To stop disease in its track, Animal Nepal educated equine owners working in brick factories in Dhading district on prevention and identification.

On 18 February, 2018, 27 equine owners working in 17 different brick factories gathered to listen to Animal Nepal Program Manager Kapil Kafle, who briefed them about basic care and welfare of equines. Equine Outreach Program Vet Dr. Sajana Thapa shared her knowledge of communicable diseases and its causes, symptoms and prevention. She also gave advice regarding food and nutrition for the hard working equines. Animal Nepal’s para vets Santosh Gautam and Sijan Pokhrel talked about primary treatment and general equine health.

Equine owners Ajmal Khan and Ali Hasan raised some important questions related to care of working animals. The participants looked forward to implementing the suggestions given to them by our team. They realized that that better treatment will lead to happier and healthier equines and better income.

This was the first camp of the present brick season in Dhading. Animal Nepal this season will be focusing on spreading awareness and educating the equine owners on improved treatment of equines.

 

 

Animal Nepal welcomes changes in criminal code


Animal Nepal warmly welcomes the changes in Nepal’s criminal code, the Muluki Ain, which now acknowledges animal welfare and criminalizes animal abuse. “This is a great step forward. It provides a strong foundation for further animal welfare legislation,” says Animal Nepal chair Pramada Shah.

The Muluki Ain 2016 is the most important legal document after the constitution and is the first law in the country to criminalize animal abuse. It will act as a basic document for additional legislation. In Nepal now any kind of torture or cruelty to an animal outlawed. It is prohibited to beat or strike any animal or give it intoxicated food.

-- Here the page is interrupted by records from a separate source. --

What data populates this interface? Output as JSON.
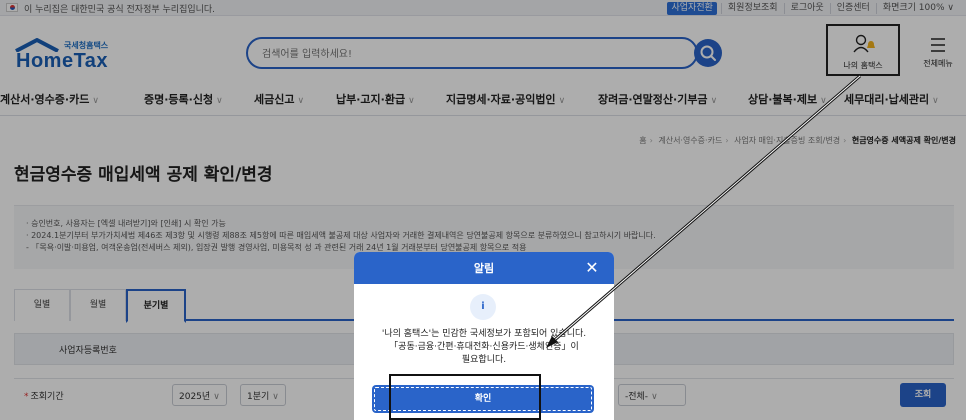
{
  "govbar": {
    "text": "이 누리집은 대한민국 공식 전자정부 누리집입니다.",
    "business_switch": "사업자전환",
    "links": [
      "회원정보조회",
      "로그아웃",
      "인증센터",
      "화면크기 100% ∨"
    ]
  },
  "header": {
    "logo_small": "국세청홈택스",
    "logo_big": "HomeTax",
    "search_placeholder": "검색어를 입력하세요!",
    "my_hometax": "나의 홈택스",
    "all_menu": "전체메뉴"
  },
  "nav": {
    "items": [
      "계산서·영수증·카드",
      "증명·등록·신청",
      "세금신고",
      "납부·고지·환급",
      "지급명세·자료·공익법인",
      "장려금·연말정산·기부금",
      "상담·불복·제보",
      "세무대리·납세관리"
    ]
  },
  "breadcrumb": {
    "items": [
      "홈",
      "계산서·영수증·카드",
      "사업자 매입·지출증빙 조회/변경",
      "현금영수증 세액공제 확인/변경"
    ]
  },
  "page": {
    "title": "현금영수증 매입세액 공제 확인/변경",
    "notices": [
      "· 승인번호, 사용자는 [엑셀 내려받기]와 [인쇄] 시 확인 가능",
      "· 2024.1분기부터 부가가치세법 제46조 제3항 및 시행령 제88조 제5항에 따른 매입세액 불공제 대상 사업자와 거래한 결제내역은 당연불공제 항목으로 분류하였으니 참고하시기 바랍니다.",
      "  - 「목욕·이발·미용업, 여객운송업(전세버스 제외), 입장권 발행 경영사업, 미용목적 성                                             과 관련된 거래 24년 1월 거래분부터 당연불공제 항목으로 적용"
    ],
    "tabs": [
      "일별",
      "월별",
      "분기별"
    ],
    "biz_label": "사업자등록번호",
    "period_label": "조회기간",
    "year": "2025년",
    "quarter": "1분기",
    "filter": "-전체-",
    "search_button": "조회"
  },
  "modal": {
    "title": "알림",
    "close": "✕",
    "info_icon": "i",
    "message_lines": [
      "'나의 홈택스'는 민감한 국세정보가 포함되어 있습니다.",
      "「공동·금융·간편·휴대전화·신용카드·생체인증」이",
      "필요합니다."
    ],
    "ok_button": "확인"
  },
  "colors": {
    "primary": "#2a64c9",
    "annotation": "#111111"
  }
}
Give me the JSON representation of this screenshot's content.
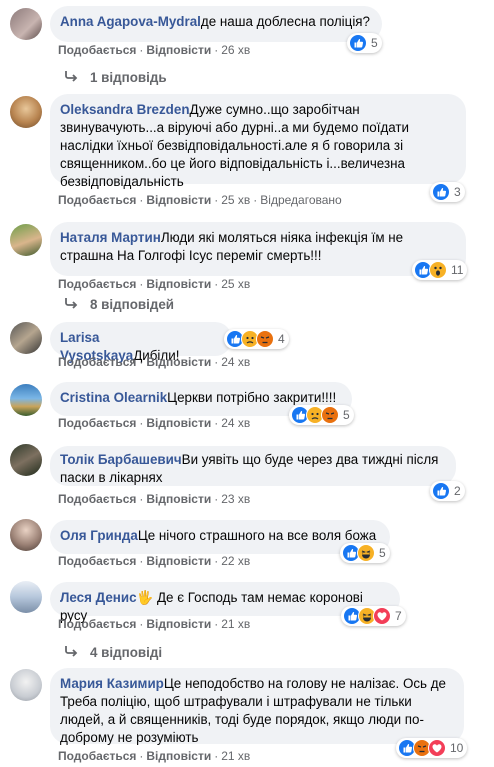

No longer can animals be compelled to carry heavy loads or run faster than its normal capacity. Animals that are sick or injured are not allowed to work. Abandoning old or sick animals and publicly killing animals has become illegal too. Any person found guilty of these crimes can be subjected to three month’s imprisonment or 5,000 NPR (50 USD) fine or both.

Those harming or killing cows, calves and bulls receive strong punishment: NPR 50.000 (500 USD) and up to three years imprisonment.

“The changes in the criminal code show the impact of the animal welfare movement in Nepal,” says Shah. She and her team will continue to work with the government to pass the animal welfare act, which the government has committed to draft. Further legislation and guidelines are needed to regulate welfare conditions for specific kinds of animals, Shah says.